He sent me to specialists instead.
I was hopeful the Infectious Disease doctor would help.
She immediately turned me away, “your case is too complicated for me.”
I’M QUOTING: NOT PARAPHRASING.

I went to a Rheumatologist.
He said it would take him many months of hearing my history before he would even examine me.
He argued with me about the existence of Lyme Disease.
I didn’t want to fight anymore so I cried.
He diagnosed me three months later with Chronic Fatigue Syndrome or Fibromyalgia.
He said, ‘I’ve never seen someone so young, so sick. I’m sorry.”
That didn’t make me feel better.

I saw an Immunologist.
I felt hopeful.
He said I had asthma, am severely allergic to dust and mold, and have a fucked immune system.
Then he went on a mysterious leave of absence.

I casually told my Neurologist that I needed the IVIG thinking he couldn’t give it to me.
He said, “Oh you want IVIG, I’ll give you IVIG.”
What a fucking miracle.
I was so excited.

I was excited until the pending authorization was the catalyst for months of fighting and phone calls.
It got denied because Lyme disease was listed as my condition.
It took months to sort out and appeal.
It finally got approved. I was thrilled.
I called the infusion center to make an appointment all sweaty with giddiness
There was a problem. An insurance problem.
It wasn’t going to work.
I cried.
A week went by. I got sent to a new infusion center.
I called them. There was a new and more complicated problem this time.
But at least I got the approval, people said.
Stay grateful stay grateful. Eat well. Do what’s in your control. 

Weeks, maybe one month, later, after countless phone calls, I had a date to start infusion.
I was nervous it would fall through, but chose to be positive.
I was beyond excited.
I posted on social media what a triumph it was.
I started telling people! I was preparing for my life-changer.
It was Friday, and I was due to start on Monday.
Friday at 4 pm, I got a phone call.
It fell through again.
There was a new problem with the home nurses. I needed to find a different doctor for my first infusion; it was too high risk to start at home.
My body was overwhelmed, swinging on the pendulum between fierce excitement and fierce disappointment.
I wanted to give up so many times.

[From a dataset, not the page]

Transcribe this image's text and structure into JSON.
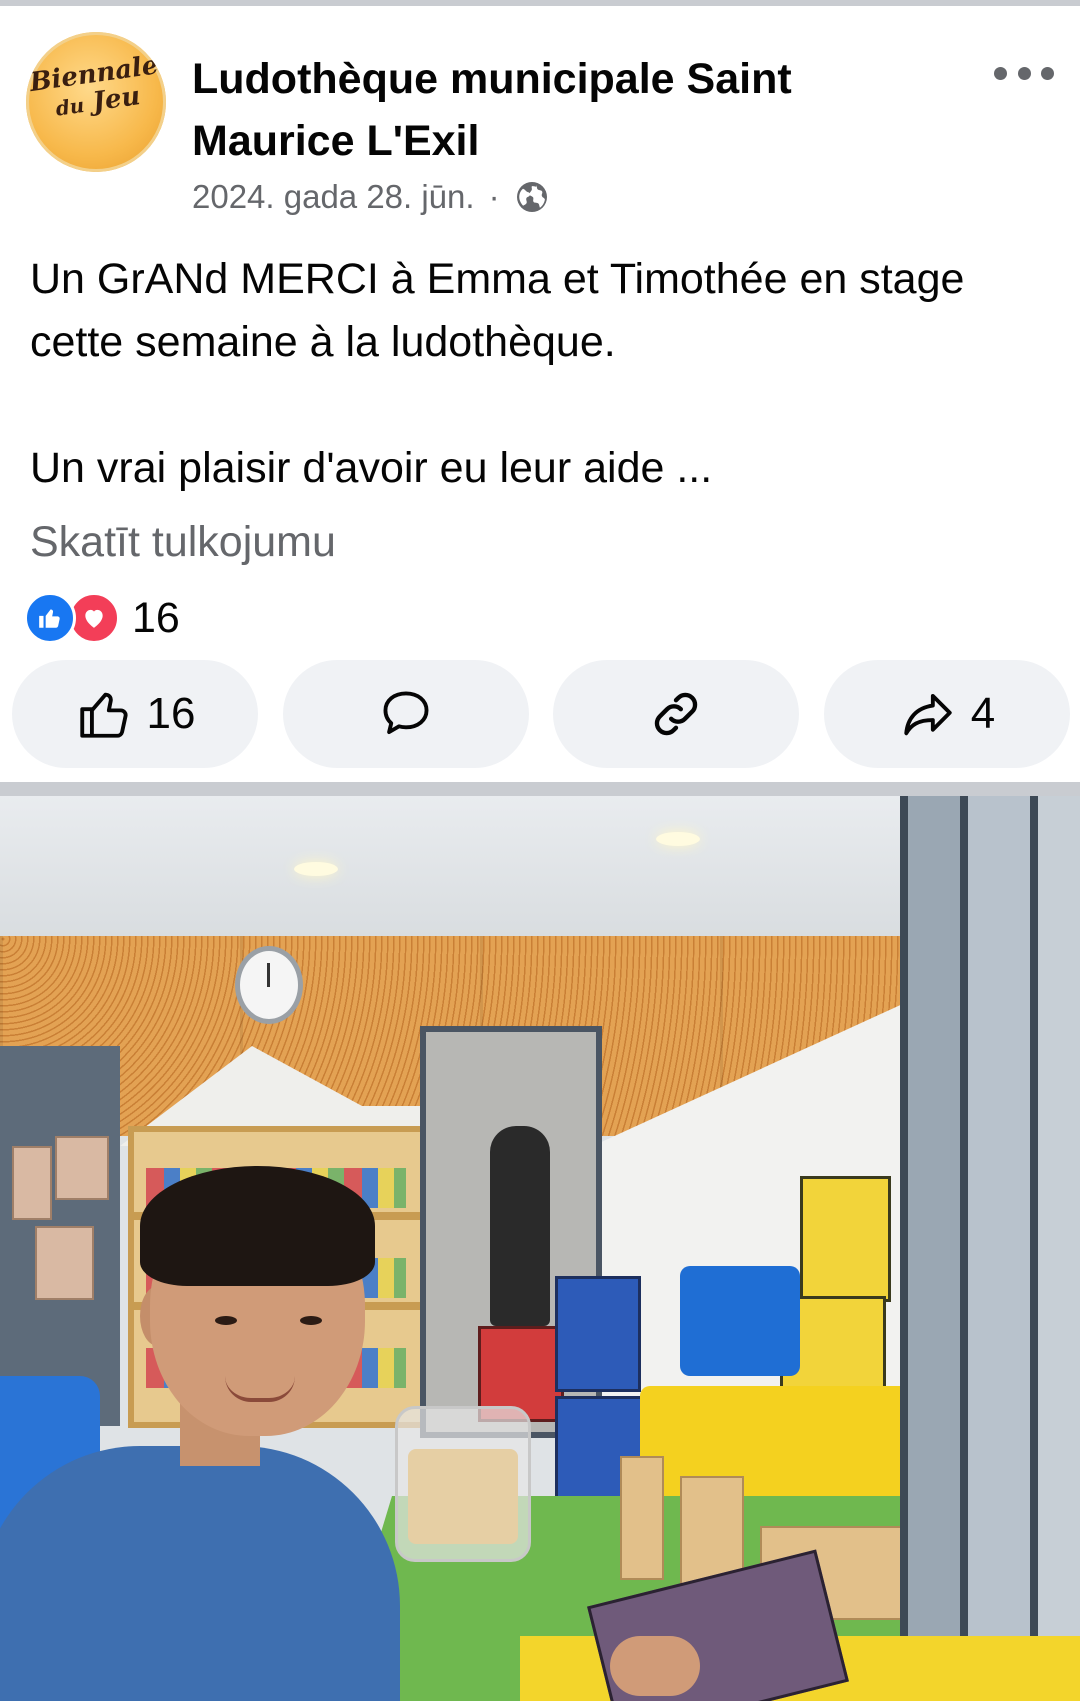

I did, thank the freaking heavens and angels, finally start my treatment one Wednesday afternoon.
How triumphant.
I received the drip everyday for 5 days.

There were side effects. I got a superficial blood clot.
I was up all night dry heaving with migraines. I had intense pain all through my body. I was spoon fed and carried to bed when I couldn’t lift my hand or stand up.
THAT was my triumph? My big celebration? I would prefer celebrating over a big job, an engagement, a new home, a pregnancy, a diploma, or anything else that wouldn’t result in dry heaving with migraines.

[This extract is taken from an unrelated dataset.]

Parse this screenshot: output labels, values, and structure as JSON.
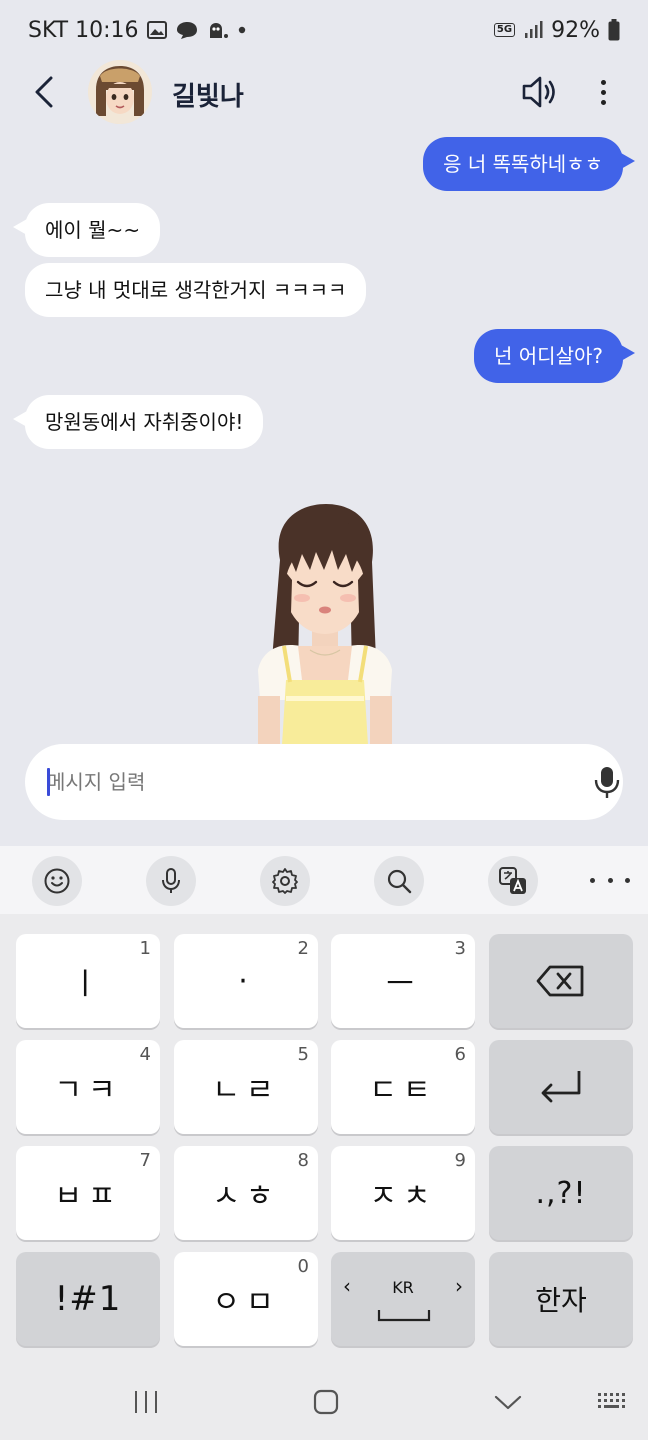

Onward.
Last month, in May, I received my second infusion.
It was easier. Much easier.
And I feel positive effects. I, again, feel hopeful.
But the authorization has run out, and the infusion center has to resubmit it to my insurance. I was scared for weeks.

I just found out that it has been approved. Exhale
But then, I have no idea where the next check is coming from because unemployment ended. I worry about my next meal. I worry about the side effects of treatment. I worry that I won’t get well. I’m sad, so sad, that this is how I’m spending my 28th year.

I talk to government-run agencies everyday just trying to get my needs met.I feel invisible.
They say, “Hopefully we will get this sorted in 3-6 months.”
3-6 months? Because I need to eat TODAY.

I’m running really low on ink in my silver-colored pen.
My positivity gasket is running on empty.
Gratitude is slipping through my hands; I’m too tired to hold it.
My heart is heavy, and my body wants to sleep.

YES, there’s been massive progress:  I can sit up, walk, climb stairs, smile, laugh,  I’ve put on weight, and I have color in my face. YES, I’m grateful for so many things. YES,
it will pass, like everything else does. And, YES, I still have remnants of belief in myself and my strength. I still have a thread of hope that I will heal completely.  But I am fucking tired.
The uncertainty is weighing on me. I don’t want to fight for my life anymore. I beg of you: hold me, ask me where it hurts, and how you can help because I am down, lonely and afraid.

Love,

Jackie